General interest bookstores appear to be applying similar store policies. At one of the shops closest to Batali’s restaurants, the Strand in Manhattan, managers say they’ve removed Batali’s books from front-facing displays and tables of featured books, and do not plan to reorder any, but that any that are in stock remain on shelves, in the cookbook section. A spokesperson says that the company’s “policy when accusations come out against authors is to pull their books from all tables and displays, but leave the copies we have on the shelves.”
Powell’s in Portland, Oregon, one of the country’s largest independent bookstores, is taking a similar approach. “Powell’s inventory consists of millions of titles, and since our founding in 1971 it has been our position that we do not censor the titles we offer, but rather let our customers make the choice about what they read,” says Powell’s director of marketing Kim Sutton. “As a result, our inventory includes many titles by authors whose behavior and views with which we disagree. While we don’t have any plans to remove Batali’s books from our inventory, we do not have any plans to promote his works, either.”
Many diners are now avoiding Batali’s restaurants, where so much of his alleged misconduct transpired. Batali’s flagging book sales in 2018 suggest readers might be doing the same.

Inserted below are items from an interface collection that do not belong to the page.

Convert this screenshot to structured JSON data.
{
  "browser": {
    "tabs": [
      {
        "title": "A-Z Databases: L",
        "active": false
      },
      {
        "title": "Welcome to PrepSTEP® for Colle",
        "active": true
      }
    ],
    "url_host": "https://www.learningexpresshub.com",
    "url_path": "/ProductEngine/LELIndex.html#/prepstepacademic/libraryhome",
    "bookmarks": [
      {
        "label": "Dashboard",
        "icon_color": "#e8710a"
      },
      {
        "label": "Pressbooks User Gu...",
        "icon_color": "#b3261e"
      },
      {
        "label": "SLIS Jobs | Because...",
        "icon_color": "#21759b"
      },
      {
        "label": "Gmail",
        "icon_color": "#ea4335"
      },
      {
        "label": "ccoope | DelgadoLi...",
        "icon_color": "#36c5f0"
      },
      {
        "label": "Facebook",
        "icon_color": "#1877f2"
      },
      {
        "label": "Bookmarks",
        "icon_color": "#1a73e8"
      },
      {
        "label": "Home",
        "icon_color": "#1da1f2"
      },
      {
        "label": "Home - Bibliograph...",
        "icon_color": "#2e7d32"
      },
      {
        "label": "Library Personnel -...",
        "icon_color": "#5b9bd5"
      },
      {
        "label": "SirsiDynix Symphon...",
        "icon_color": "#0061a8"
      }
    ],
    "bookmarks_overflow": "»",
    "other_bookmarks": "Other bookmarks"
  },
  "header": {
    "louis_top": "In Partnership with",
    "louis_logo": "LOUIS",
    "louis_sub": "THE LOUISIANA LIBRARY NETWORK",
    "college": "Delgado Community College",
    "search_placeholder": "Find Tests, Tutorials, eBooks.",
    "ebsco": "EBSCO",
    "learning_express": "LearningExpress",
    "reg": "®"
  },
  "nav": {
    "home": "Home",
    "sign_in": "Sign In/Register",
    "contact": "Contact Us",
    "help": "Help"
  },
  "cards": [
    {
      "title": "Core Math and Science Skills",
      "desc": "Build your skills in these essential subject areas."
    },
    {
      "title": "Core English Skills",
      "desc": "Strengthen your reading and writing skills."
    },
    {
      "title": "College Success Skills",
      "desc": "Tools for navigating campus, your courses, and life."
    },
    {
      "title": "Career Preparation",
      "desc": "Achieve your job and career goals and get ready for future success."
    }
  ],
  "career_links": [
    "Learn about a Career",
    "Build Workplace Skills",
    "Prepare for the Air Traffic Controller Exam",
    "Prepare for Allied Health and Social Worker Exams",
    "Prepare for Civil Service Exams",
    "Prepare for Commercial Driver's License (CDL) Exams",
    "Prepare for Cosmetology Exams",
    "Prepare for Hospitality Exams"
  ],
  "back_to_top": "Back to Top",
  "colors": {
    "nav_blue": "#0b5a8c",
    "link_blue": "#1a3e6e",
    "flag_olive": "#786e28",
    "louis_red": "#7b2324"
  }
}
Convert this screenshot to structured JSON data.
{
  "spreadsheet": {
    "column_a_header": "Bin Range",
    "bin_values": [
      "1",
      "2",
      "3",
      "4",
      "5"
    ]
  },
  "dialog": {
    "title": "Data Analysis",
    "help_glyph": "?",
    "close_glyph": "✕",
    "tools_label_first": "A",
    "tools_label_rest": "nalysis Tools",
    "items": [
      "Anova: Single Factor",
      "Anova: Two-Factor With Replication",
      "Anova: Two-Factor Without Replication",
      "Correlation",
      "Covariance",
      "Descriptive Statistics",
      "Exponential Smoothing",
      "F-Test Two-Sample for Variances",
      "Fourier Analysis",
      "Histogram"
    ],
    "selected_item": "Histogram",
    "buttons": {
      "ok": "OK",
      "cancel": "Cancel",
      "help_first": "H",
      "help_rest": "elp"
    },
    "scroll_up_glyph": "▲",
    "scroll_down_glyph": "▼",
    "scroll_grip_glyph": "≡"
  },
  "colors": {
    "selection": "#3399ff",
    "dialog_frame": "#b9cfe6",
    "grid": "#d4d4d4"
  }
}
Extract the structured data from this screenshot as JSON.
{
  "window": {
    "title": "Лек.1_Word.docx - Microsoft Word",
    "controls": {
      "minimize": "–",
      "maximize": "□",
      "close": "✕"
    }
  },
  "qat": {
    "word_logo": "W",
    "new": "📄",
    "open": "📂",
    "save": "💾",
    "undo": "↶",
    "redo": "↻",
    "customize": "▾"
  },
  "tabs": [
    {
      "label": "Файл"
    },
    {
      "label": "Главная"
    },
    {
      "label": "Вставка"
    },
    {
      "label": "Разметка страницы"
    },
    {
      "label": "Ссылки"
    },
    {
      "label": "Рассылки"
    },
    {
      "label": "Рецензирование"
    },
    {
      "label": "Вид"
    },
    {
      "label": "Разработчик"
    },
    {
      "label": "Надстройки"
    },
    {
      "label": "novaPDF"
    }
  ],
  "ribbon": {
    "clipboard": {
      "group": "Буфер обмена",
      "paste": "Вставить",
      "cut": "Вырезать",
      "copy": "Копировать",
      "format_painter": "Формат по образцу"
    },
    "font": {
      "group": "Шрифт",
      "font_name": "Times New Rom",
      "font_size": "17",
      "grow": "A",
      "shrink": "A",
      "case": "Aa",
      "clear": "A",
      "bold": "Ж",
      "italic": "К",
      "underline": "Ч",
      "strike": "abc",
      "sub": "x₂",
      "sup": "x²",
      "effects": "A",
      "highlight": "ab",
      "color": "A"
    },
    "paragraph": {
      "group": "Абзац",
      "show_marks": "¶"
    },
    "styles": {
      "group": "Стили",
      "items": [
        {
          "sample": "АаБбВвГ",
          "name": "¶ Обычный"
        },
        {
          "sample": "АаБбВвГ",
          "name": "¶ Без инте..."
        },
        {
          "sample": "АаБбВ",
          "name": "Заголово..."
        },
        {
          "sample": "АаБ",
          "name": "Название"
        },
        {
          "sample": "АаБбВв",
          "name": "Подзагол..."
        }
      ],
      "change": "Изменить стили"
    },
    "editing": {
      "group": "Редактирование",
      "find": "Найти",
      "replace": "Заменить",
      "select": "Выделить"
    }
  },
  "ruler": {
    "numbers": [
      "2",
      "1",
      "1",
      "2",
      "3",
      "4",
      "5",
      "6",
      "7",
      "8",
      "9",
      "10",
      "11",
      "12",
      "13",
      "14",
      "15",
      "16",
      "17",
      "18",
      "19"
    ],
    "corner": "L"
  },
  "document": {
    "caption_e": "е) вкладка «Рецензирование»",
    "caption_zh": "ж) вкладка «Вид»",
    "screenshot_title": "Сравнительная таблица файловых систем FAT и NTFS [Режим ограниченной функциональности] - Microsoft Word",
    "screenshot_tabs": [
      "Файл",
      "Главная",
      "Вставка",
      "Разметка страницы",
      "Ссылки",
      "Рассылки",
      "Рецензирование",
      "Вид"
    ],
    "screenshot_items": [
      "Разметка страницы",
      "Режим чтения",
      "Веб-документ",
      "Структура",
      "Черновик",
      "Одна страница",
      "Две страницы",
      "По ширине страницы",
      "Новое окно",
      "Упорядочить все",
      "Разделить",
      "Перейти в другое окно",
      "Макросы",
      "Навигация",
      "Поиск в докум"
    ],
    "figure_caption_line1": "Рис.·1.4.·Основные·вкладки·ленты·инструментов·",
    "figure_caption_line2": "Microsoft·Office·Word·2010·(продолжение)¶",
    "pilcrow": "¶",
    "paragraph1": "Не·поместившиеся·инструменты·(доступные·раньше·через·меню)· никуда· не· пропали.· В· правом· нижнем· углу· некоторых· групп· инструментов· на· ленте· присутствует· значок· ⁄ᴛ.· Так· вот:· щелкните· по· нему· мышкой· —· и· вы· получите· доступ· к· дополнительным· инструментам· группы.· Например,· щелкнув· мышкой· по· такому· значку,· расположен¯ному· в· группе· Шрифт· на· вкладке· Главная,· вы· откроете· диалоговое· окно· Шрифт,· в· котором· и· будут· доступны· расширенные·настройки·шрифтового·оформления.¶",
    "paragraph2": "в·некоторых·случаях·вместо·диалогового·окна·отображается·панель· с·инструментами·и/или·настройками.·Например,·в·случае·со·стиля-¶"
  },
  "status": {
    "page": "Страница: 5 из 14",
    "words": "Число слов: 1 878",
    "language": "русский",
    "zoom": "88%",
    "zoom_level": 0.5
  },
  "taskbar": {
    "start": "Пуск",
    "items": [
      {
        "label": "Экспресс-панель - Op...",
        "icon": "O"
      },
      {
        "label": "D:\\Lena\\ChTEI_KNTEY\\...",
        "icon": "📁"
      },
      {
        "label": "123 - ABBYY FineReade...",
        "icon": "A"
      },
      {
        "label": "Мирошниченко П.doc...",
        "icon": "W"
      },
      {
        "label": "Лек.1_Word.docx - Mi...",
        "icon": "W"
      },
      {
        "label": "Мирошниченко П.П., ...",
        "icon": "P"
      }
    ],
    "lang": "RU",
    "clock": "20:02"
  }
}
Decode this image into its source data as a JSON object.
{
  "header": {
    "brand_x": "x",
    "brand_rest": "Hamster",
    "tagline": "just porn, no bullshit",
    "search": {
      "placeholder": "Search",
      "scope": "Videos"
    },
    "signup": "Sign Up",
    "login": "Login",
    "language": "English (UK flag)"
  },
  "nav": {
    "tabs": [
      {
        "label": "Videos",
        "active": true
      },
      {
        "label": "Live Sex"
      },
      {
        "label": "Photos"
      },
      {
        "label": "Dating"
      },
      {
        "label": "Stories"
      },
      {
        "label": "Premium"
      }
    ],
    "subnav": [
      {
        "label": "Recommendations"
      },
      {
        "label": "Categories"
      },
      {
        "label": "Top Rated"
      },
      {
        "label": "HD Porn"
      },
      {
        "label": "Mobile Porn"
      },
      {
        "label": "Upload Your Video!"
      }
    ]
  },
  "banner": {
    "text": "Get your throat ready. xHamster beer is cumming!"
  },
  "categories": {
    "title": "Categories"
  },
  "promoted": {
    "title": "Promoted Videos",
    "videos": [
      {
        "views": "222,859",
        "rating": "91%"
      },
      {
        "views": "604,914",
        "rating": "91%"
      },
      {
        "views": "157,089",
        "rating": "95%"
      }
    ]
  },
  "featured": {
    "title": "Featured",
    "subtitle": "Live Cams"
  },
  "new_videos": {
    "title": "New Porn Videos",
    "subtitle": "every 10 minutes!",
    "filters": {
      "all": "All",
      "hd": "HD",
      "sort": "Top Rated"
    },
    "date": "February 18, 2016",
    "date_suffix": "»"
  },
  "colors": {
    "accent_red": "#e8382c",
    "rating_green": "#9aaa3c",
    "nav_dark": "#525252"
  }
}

But for some, drawing that line for cookbooks and recipes we’ve brought into our homes and cooked for our loved ones — where Batali’s name and face was on the cover but he wasn’t physically there — isn’t as easy. Recipes generally don’t stand up in court as intellectual property, allowing, for some, a little bit of ethical wiggle room. And unlike with restaurants or licensing deals, it’s likely that Batali does not financially benefit from a new sale of a book. As a celebrity author, Batali was likely paid a large advance up front; only after a book has sold an agreed amount of copies will the author earn additional royalties. Regardless, most of Batali’s books are at least 10 years old at this point, so any potential royalties have dried up.
I don’t happen to own any of Mario Batali’s cookbooks, but if I did, I would have thrown them out by now. Like Roberts, I wouldn’t be able to stand to see Batali’s face on my shelf, as it’s a reminder of not only what he’s been accused of, but of all of the men who have ever taken advantage of women in the world of food. When there are hundreds of thousands of other recipes for eggplant caponata, Roman carbonara, gnocchi, pesto, and puttanesca, why not veer away from the ones that leave a bad taste in our mouths? It’s time, now, to move on and leave Batali and his library in the past where it belongs.